ND: Your reception area is awash with musical accolades. Which one is your most memorable award?
OM: I have a lot of them, but being nominated has been the most memorable part. We cannot all get awards and just being nominated shows your work has been recognised.
ND: Piracy has affected a lot of musicians and deprived them of royalties. What is your comment on that issue — and has it affected your music?
OM: Piracy is lack of respect of other people’s work. It is a bad habit. There is no respect if an artist writes a book and someone then tries to make cheap money out of the publication with no revenue going to the maker of that text. Piracy is killing all types of art and the people doing that should be educated so they respect artists.
ND: Has popularity changed the way you behave?
OM: I am sorry I am not popular. Do not put me in the place of my music because it is the one that is popular, not me.
ND: You have several pictures of your late son, Sam Mtukudzi, at the Pakare Paye Arts Centre reception area. Would you like to talk about him?
OM: I cannot run away from myself. I see Sam always. He is my boy, my son, and even if you do not write his name anywhere I will never forget him. The conference centre and Pakare Paye was his creation and that it why we gave it the name Sam Mtukudzi Conference Centre. He left a lot of CDs to his name and we cannot forget him. Even if he had not left behind his music I do not think we would ever forget Sam.
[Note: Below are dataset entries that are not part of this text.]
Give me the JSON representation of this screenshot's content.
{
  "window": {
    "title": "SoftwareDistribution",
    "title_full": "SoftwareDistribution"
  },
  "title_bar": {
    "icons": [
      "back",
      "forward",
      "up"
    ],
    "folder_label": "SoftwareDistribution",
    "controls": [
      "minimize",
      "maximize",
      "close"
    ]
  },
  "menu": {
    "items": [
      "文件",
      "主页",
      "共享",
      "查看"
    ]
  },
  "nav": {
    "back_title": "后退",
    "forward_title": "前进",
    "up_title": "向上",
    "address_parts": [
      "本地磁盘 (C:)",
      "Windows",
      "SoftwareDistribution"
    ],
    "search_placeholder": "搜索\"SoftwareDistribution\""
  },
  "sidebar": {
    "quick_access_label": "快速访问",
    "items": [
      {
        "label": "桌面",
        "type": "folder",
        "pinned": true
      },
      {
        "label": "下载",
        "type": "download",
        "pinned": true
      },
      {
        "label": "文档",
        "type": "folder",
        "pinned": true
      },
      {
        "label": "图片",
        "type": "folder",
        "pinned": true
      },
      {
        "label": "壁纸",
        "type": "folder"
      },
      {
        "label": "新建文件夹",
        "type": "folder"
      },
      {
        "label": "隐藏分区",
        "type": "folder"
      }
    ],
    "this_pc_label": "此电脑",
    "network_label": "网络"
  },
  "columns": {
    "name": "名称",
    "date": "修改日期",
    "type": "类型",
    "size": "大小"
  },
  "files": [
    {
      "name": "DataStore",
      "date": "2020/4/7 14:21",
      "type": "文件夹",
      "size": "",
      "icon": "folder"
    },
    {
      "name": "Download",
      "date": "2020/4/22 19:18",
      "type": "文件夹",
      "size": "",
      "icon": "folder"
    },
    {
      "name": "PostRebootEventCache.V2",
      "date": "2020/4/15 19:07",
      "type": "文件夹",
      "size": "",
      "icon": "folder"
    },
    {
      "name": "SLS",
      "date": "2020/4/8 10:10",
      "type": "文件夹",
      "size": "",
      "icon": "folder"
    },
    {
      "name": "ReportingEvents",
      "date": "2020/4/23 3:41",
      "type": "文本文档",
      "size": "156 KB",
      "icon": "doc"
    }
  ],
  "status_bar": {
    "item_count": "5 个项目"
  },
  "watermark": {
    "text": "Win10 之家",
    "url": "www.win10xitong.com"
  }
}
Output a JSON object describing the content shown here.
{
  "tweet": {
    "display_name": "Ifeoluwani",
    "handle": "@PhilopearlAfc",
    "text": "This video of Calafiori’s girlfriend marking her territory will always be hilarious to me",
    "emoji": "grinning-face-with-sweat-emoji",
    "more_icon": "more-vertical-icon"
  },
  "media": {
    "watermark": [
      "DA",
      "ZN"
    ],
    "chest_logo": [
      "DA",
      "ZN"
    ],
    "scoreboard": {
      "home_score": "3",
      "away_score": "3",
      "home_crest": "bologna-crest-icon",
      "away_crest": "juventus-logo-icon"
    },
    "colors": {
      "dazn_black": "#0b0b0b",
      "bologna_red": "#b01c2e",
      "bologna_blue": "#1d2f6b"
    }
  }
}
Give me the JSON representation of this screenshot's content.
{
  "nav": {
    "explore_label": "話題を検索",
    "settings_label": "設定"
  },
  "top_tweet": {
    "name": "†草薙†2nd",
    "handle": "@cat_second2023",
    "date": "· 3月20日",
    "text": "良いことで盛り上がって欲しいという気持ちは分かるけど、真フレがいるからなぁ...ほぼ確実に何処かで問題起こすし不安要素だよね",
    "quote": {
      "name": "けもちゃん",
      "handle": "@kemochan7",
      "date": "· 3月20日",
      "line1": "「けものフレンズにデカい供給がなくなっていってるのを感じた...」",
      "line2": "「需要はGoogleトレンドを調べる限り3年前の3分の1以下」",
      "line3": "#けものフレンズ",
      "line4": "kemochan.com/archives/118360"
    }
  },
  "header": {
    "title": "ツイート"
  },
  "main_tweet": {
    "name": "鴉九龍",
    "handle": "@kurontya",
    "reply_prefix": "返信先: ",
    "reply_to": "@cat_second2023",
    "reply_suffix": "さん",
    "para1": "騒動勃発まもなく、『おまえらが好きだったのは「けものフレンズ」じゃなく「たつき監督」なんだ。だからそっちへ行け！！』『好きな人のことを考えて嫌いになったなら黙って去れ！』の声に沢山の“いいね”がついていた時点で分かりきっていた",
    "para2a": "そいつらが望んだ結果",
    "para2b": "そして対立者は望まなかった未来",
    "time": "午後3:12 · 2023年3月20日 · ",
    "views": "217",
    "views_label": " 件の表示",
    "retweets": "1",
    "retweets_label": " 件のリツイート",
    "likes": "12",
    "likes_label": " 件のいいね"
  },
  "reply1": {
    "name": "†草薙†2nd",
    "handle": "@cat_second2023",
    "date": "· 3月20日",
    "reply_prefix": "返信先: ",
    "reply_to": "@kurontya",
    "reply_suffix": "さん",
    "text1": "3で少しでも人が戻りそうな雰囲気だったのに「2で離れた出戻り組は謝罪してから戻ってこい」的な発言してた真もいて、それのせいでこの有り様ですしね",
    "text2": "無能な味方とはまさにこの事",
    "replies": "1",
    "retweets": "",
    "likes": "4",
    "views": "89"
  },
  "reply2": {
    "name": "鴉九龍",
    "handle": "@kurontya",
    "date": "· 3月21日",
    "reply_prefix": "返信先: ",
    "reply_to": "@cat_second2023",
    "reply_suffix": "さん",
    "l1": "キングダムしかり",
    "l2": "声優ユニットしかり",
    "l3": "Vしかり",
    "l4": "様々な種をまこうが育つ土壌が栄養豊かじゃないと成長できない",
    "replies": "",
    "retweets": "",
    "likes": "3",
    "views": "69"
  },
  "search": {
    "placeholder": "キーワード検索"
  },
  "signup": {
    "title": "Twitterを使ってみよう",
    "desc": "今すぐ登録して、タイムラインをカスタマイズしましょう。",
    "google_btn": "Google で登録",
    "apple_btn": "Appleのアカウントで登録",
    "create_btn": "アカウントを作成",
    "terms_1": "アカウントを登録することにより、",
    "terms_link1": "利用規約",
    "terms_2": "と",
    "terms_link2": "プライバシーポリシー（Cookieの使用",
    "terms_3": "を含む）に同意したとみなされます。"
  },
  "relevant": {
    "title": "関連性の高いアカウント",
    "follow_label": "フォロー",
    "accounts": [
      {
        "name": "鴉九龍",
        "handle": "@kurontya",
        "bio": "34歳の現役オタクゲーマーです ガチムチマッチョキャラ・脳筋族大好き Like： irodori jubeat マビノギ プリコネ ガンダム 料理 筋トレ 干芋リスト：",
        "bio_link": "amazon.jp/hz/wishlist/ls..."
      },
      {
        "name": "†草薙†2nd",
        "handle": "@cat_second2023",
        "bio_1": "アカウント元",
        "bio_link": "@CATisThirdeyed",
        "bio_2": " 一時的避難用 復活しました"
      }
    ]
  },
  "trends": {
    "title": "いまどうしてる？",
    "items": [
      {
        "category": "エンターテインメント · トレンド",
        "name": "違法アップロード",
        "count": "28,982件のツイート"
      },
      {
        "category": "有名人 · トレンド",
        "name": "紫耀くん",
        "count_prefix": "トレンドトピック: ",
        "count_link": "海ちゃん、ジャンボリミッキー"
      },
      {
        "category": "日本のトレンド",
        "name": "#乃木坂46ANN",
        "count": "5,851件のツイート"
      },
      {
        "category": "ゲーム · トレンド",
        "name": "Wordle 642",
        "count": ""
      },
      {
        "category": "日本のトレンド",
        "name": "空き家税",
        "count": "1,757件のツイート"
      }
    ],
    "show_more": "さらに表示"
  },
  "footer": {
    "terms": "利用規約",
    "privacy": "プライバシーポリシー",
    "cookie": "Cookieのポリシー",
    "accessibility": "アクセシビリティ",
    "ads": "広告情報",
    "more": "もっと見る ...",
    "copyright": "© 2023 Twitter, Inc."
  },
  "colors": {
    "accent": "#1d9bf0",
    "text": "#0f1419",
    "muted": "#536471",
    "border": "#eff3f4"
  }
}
ND: Where did you get funding for Pakare Paye Arts Centre and is it a business project in preparation for your retirement from music?
OM: I was never funded by anyone to do this. It was just a passion and came from hard work and belief in my destiny and vision, which is to give back to the community. The problem I faced when I got into the recording industry was attitude. Youngsters face attitude problems from the media, parents, the government and when I started music as a youngster, my late parents broke my guitar. The centre is meant to develop youngsters whose talent is not being appreciated by their parents. They come and utilise the centre free of charge.
ND: You are a Children’s Rights Goodwill Ambassador for East and Southern Africa. How do you help children?
OM: The nomination came after Unicef realised I was already supporting children. I give them love and education and through my music I remove all stress they might be suffering from.